Sounds like this might be a case of terribly bad karma. Jennifer Mee received national attention as a re-occurring guest on the "Today Show" for having a condition that caused her to hiccup up to 50 times a minute, NBC reports. Mee's hiccups finally dissipated for unknown reasons, but that is when her real problems began.
Mee lured the victim to the apartment where he was robbed at gunpoint and shot, said Sgt. T.A. Skinner of the St. Petersburg Police Department. Although Mee did not pull the trigger, she is still being charged with murder. This is an example of the felony murder rule.
Felony murder is a legal theory that allows accomplices in a violent felony such as rape, or robbery, to be charged with any death occurring during the commission of the crime, even if they were not the one to actually cause the death. The reasoning behind this is that when someone undertakes a dangerous act such as a committing a felony, any reasonable person would realize that it is possible, if not probable, that someone could get killed. Consider it just one more reason not to go around robbing people.

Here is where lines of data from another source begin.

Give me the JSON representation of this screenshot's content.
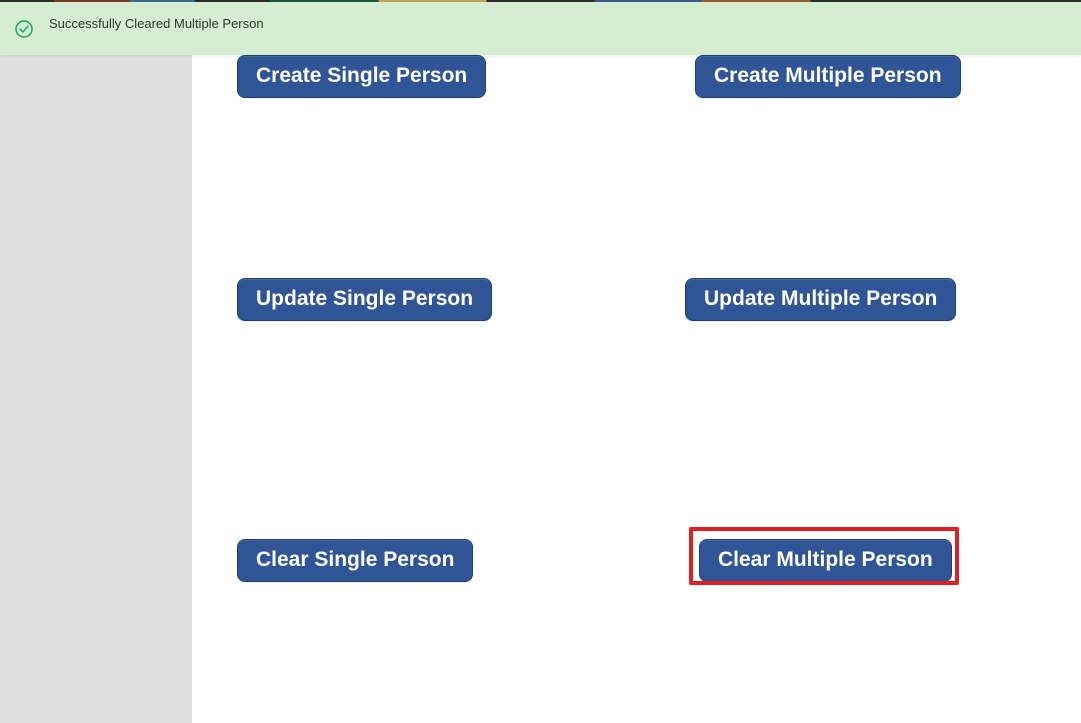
{
  "toast": {
    "message": "Successfully Cleared Multiple Person"
  },
  "buttons": {
    "create_single": "Create Single Person",
    "create_multiple": "Create Multiple Person",
    "update_single": "Update Single Person",
    "update_multiple": "Update Multiple Person",
    "clear_single": "Clear Single Person",
    "clear_multiple": "Clear Multiple Person"
  },
  "colors": {
    "button_bg": "#2f5597",
    "toast_bg": "#d5eed2",
    "highlight": "#e02020",
    "success_icon": "#1aa36a"
  }
}
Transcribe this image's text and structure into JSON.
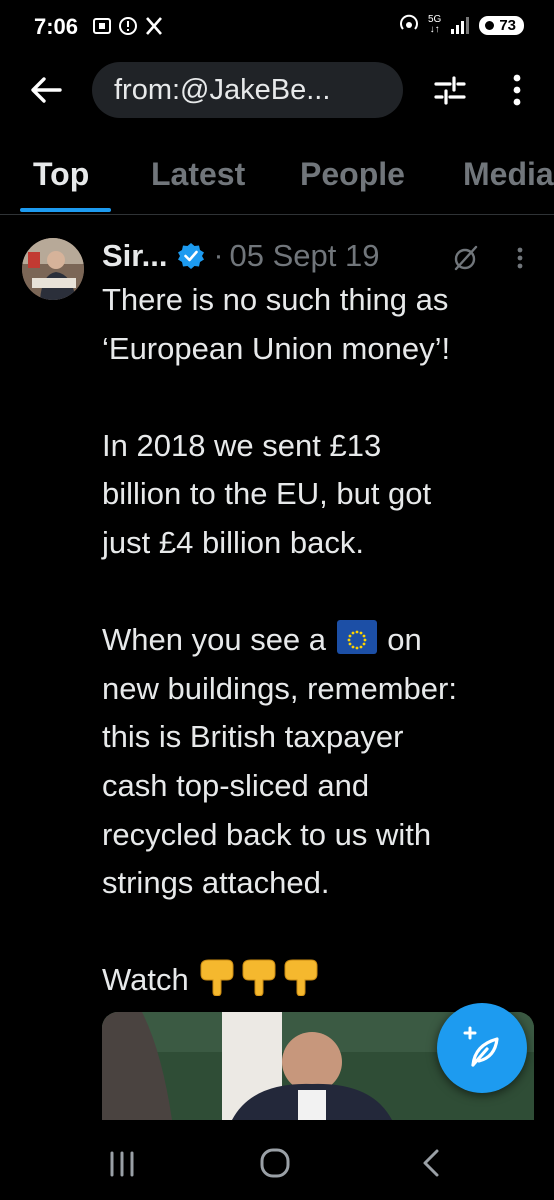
{
  "status_bar": {
    "time": "7:06",
    "network": "5G",
    "battery": "73",
    "icons": [
      "screenshot-icon",
      "alert-icon",
      "x-logo-icon",
      "hotspot-icon",
      "signal-icon",
      "battery-icon"
    ]
  },
  "search": {
    "query": "from:@JakeBe...",
    "icons": [
      "back-arrow-icon",
      "filter-sliders-icon",
      "more-vertical-icon"
    ]
  },
  "tabs": [
    {
      "label": "Top",
      "active": true
    },
    {
      "label": "Latest",
      "active": false
    },
    {
      "label": "People",
      "active": false
    },
    {
      "label": "Media",
      "active": false
    }
  ],
  "tweet": {
    "author": "Sir...",
    "separator": "·",
    "date": "05 Sept 19",
    "lines": [
      "There is no such thing as",
      "‘European Union money’!",
      "",
      "In 2018 we sent £13",
      "billion to the EU, but got",
      "just £4 billion back.",
      "",
      "When you see a",
      "on",
      "new buildings, remember:",
      "this is British taxpayer",
      "cash top-sliced and",
      "recycled back to us with",
      "strings attached.",
      "",
      "Watch"
    ],
    "emoji": [
      "eu-flag-icon",
      "backhand-index-pointing-down-icon"
    ]
  },
  "colors": {
    "background": "#000000",
    "accent": "#1d9bf0",
    "text_primary": "#e7e9ea",
    "text_secondary": "#71767b",
    "search_bg": "#202327"
  }
}
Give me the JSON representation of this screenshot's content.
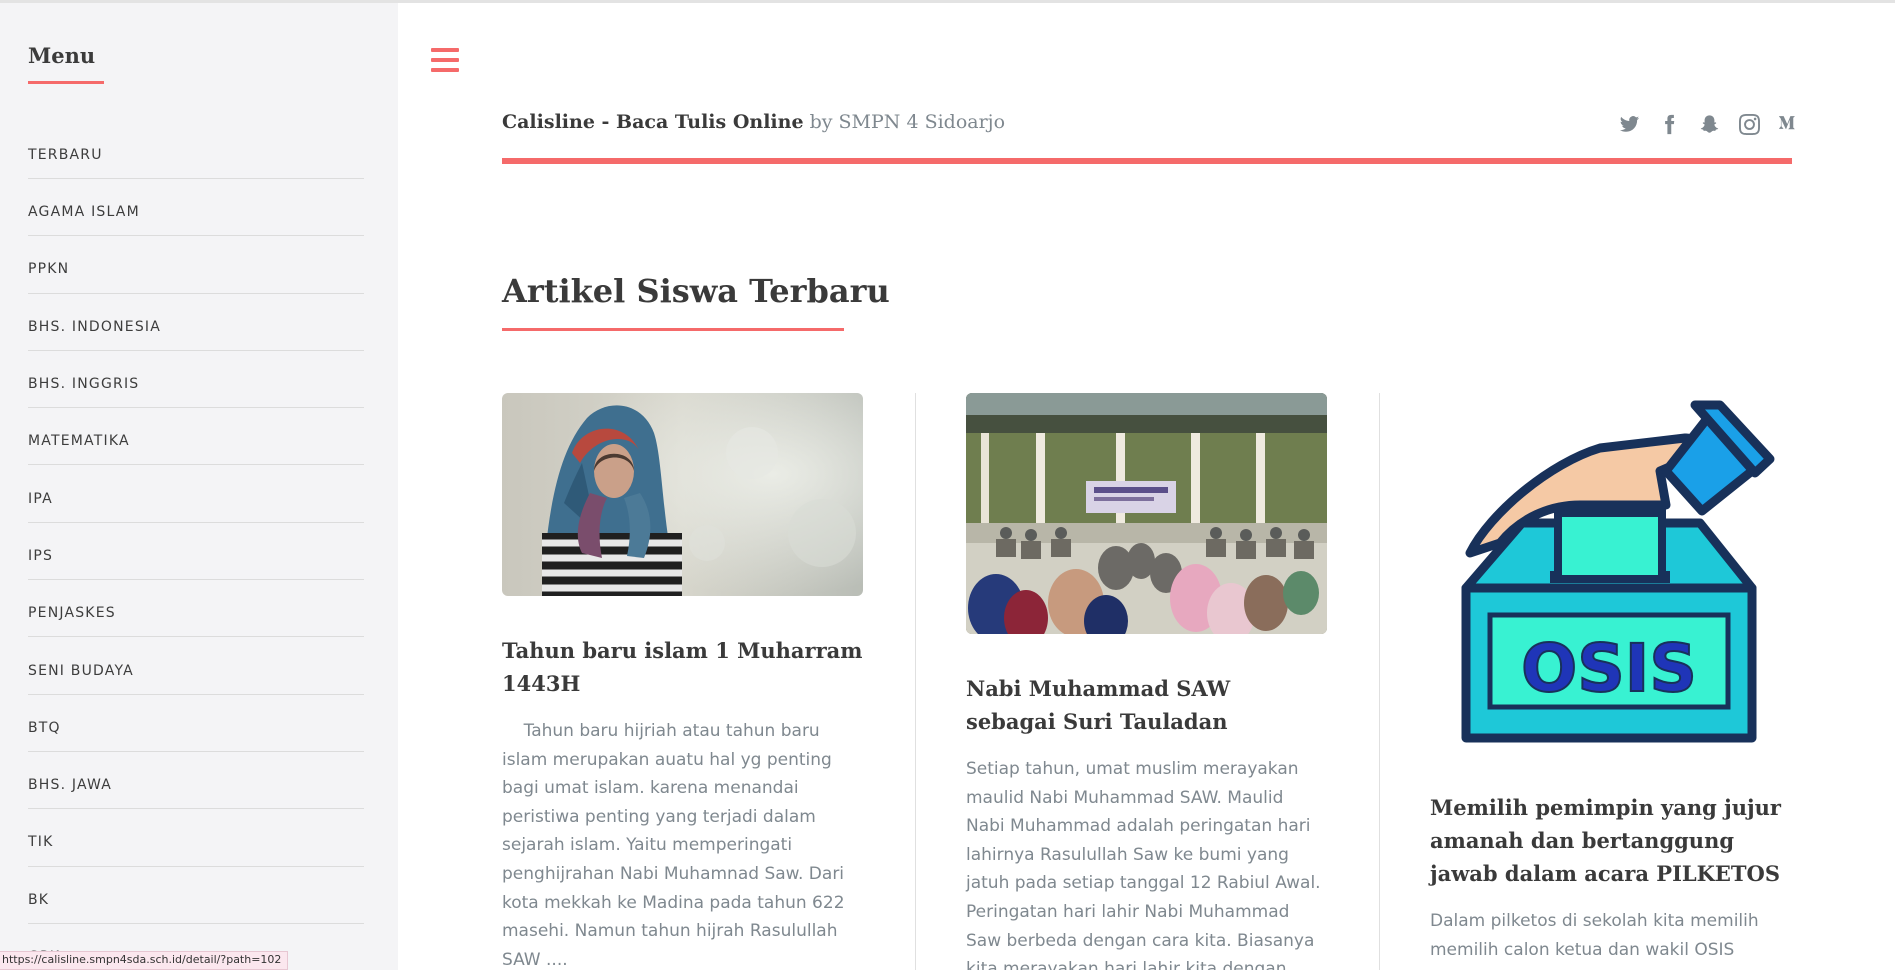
{
  "sidebar": {
    "title": "Menu",
    "items": [
      {
        "label": "TERBARU"
      },
      {
        "label": "AGAMA ISLAM"
      },
      {
        "label": "PPKN"
      },
      {
        "label": "BHS. INDONESIA"
      },
      {
        "label": "BHS. INGGRIS"
      },
      {
        "label": "MATEMATIKA"
      },
      {
        "label": "IPA"
      },
      {
        "label": "IPS"
      },
      {
        "label": "PENJASKES"
      },
      {
        "label": "SENI BUDAYA"
      },
      {
        "label": "BTQ"
      },
      {
        "label": "BHS. JAWA"
      },
      {
        "label": "TIK"
      },
      {
        "label": "BK"
      },
      {
        "label": "GPK"
      }
    ]
  },
  "status_bar": {
    "url": "https://calisline.smpn4sda.sch.id/detail/?path=102"
  },
  "header": {
    "brand": "Calisline - Baca Tulis Online",
    "byline": " by SMPN 4 Sidoarjo",
    "social_icons": [
      "twitter-icon",
      "facebook-icon",
      "snapchat-icon",
      "instagram-icon",
      "medium-icon"
    ],
    "accent_color": "#f56a6a"
  },
  "main": {
    "section_title": "Artikel Siswa Terbaru",
    "articles": [
      {
        "title": "Tahun baru islam 1 Muharram 1443H",
        "excerpt": "    Tahun baru hijriah atau tahun baru islam merupakan auatu hal yg penting bagi umat islam. karena menandai peristiwa penting yang terjadi dalam sejarah islam. Yaitu memperingati penghijrahan Nabi Muhamnad Saw. Dari kota mekkah ke Madina pada tahun 622 masehi. Namun tahun hijrah Rasulullah SAW ...."
      },
      {
        "title": "Nabi Muhammad SAW sebagai Suri Tauladan",
        "excerpt": "Setiap tahun, umat muslim merayakan maulid Nabi Muhammad SAW. Maulid Nabi Muhammad adalah peringatan hari lahirnya Rasulullah Saw ke bumi yang jatuh pada setiap tanggal 12 Rabiul Awal. Peringatan hari lahir Nabi Muhammad Saw berbeda dengan cara kita. Biasanya kita merayakan hari lahir kita dengan me..."
      },
      {
        "title": "Memilih pemimpin yang jujur amanah dan bertanggung jawab dalam acara PILKETOS",
        "excerpt": "Dalam pilketos di sekolah kita memilih memilih calon ketua dan wakil OSIS  secara",
        "image_text": "OSIS"
      }
    ]
  }
}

NBC reports Mee and the others involved have admitted their parts in the crime. The "Hiccup Girl," who may now be known by a less flattering name, is currently being held without bond pending an October 24th appearance in Pinellas County Court in Clearwater, Fla. Sadly, unlike the hiccups, these charges wont go away on their own.